My wife and I are planning to acquire a house in Surrey and are in fact using a Surrey conveyancing practice. Within the last couple of days our conveyancer has sent a preliminary report and documents to look through with the expectation that exchange is imminent. The Royal Bank of Scotland have this afternoon contacted us to inform me that they have now hit a problem as our Surrey lawyer is not on their approved list of lawyers. Is this a problem?
If you are buying a property requiring a mortgage it is conventional for the purchasers' solicitors to also represent the mortgage company. In order to act for a bank or building society a law firm has to be on that lender's conveyancing panel. An application has to be made by the law firm to the lender to become a member of the lender's panel and there are increasingly strict criteria which the firm has to satisfy and indeed some lenders now require their panel members to be part of the Law Society’s Conveyancing Quality Scheme. Your solicitor should contact your mortgage company and see if they can apply for membership of their conveyancing panel, but if that is not viable they will instruct their own solicitors to act. You don't have to instruct a firm on the bank's conveyancing panel and you may continue to use your own Surrey solicitors, in which case your legal fees may increase, and it may delay matters as you are adding another lawyer into the mix.
We're in Surrey, FTBs purchasing with a mortgage (lender is Principality , and our lawyer is on the Principality conveyancing panel). How long should the conveyancing process take?
The fact that your lawyer is on the Principality conveyancing panel is a help. It would almost certainly delay matters if they were not. However, no conveyancer should guarantee a timeframe for your conveyancing, due to third parties outside of your control such as delays caused by lenders,conveyancing search providers or by the other side’s solicitors. The time taken is often determined by the number of parties in a chain.
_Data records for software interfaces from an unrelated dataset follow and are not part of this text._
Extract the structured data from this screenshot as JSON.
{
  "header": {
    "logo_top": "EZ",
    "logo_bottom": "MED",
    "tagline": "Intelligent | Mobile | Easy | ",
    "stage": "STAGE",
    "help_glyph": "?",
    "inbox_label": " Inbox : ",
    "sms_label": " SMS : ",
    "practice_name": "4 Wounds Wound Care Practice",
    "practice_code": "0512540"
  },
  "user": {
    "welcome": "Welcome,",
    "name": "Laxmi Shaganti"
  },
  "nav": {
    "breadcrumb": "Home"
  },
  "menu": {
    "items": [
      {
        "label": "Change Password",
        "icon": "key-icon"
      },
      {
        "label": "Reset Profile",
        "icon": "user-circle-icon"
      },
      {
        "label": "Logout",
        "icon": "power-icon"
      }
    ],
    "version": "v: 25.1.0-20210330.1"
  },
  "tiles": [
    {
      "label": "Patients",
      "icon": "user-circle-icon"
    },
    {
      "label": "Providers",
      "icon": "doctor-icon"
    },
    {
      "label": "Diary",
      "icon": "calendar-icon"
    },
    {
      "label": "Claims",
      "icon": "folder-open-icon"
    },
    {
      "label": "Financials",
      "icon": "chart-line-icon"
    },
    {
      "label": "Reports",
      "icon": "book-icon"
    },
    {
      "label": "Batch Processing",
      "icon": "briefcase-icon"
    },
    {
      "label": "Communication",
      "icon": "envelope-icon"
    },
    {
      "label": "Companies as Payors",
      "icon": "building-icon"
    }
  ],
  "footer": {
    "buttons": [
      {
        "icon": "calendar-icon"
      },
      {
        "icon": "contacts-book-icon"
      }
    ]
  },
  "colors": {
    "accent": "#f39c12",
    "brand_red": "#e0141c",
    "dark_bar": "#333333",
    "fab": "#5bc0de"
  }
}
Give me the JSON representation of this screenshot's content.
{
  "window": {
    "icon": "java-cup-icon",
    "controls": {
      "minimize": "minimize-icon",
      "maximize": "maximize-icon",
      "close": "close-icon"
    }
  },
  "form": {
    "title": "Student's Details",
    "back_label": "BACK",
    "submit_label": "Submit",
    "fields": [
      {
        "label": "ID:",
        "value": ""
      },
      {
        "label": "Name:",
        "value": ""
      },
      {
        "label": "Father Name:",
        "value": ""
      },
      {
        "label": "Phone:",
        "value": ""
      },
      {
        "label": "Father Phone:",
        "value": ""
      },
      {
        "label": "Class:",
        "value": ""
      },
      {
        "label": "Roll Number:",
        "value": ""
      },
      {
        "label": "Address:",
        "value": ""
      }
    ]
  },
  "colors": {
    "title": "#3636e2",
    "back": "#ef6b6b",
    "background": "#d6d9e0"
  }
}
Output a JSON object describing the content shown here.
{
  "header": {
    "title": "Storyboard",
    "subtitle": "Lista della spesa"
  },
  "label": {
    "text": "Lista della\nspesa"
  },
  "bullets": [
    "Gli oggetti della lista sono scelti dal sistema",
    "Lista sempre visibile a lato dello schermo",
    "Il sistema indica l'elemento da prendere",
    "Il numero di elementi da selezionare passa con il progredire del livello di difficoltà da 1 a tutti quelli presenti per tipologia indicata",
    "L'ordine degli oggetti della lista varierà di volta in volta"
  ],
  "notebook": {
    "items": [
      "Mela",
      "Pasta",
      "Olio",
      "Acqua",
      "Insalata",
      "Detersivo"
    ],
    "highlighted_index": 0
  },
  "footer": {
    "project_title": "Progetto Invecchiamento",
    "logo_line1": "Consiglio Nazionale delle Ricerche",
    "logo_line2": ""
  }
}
I'm buying a new build house in Surrey with a mortgage from Accord Mortgages Ltd. The builders refused to reduce the price so I negotiated £7000 of extras instead. The house builders rep suggested that I not disclose to my conveyancer about this side-deal as it will jeopardize my loan with the lender. Is this normal?.
All lenders require a Disclosure of Incentives Form from the builder of any new build, converted or renovated property, It is available online from the Lenders’ Handbook page on the CML website. CML form is completed and handed to the lender's surveyor when the inspection is done.
Lenders have different policies on incentives. Some accept none at all, cash or physical, while others will accept cash incentives up to 5%.
Hard to understand why the representative of a builder would be suggesting you withold information from a solicitor when all this will be clearly visible on forms the builder has to supply to its solicitor, the buyer's solicitor and the surveyor.
Taking into account that I am about to spend 450k on a house in Surrey I wish to talk to a conveyancer regarding thehouse move ahead of instructing the firm. Is this something that you can arrange?
This is something that we recommend - we would be pleased to talk to you we do not take any clients on without you first talking to the lawyer who will be conducting your property ownership legalities in Surrey.There is no ‘factory style conveyancing’ - every client is an important individual, not a file reference. The solicitors that we put you in touch with believe that the fees you are calculated and presented to you for residential conveyancing in Surrey should be the amount on the final invoice that you are charged.
How much experience do your Surrey conveyancing solicitors have with Help To Buy, Shared Equity and similar schemes?
Surrey conveyancing lawyers help thousands of people move home every year and assisted lots of clients through the Help To Buy scheme. The chances are that whatever makes your case unique Surrey conveyancers have worked on recent similar matters.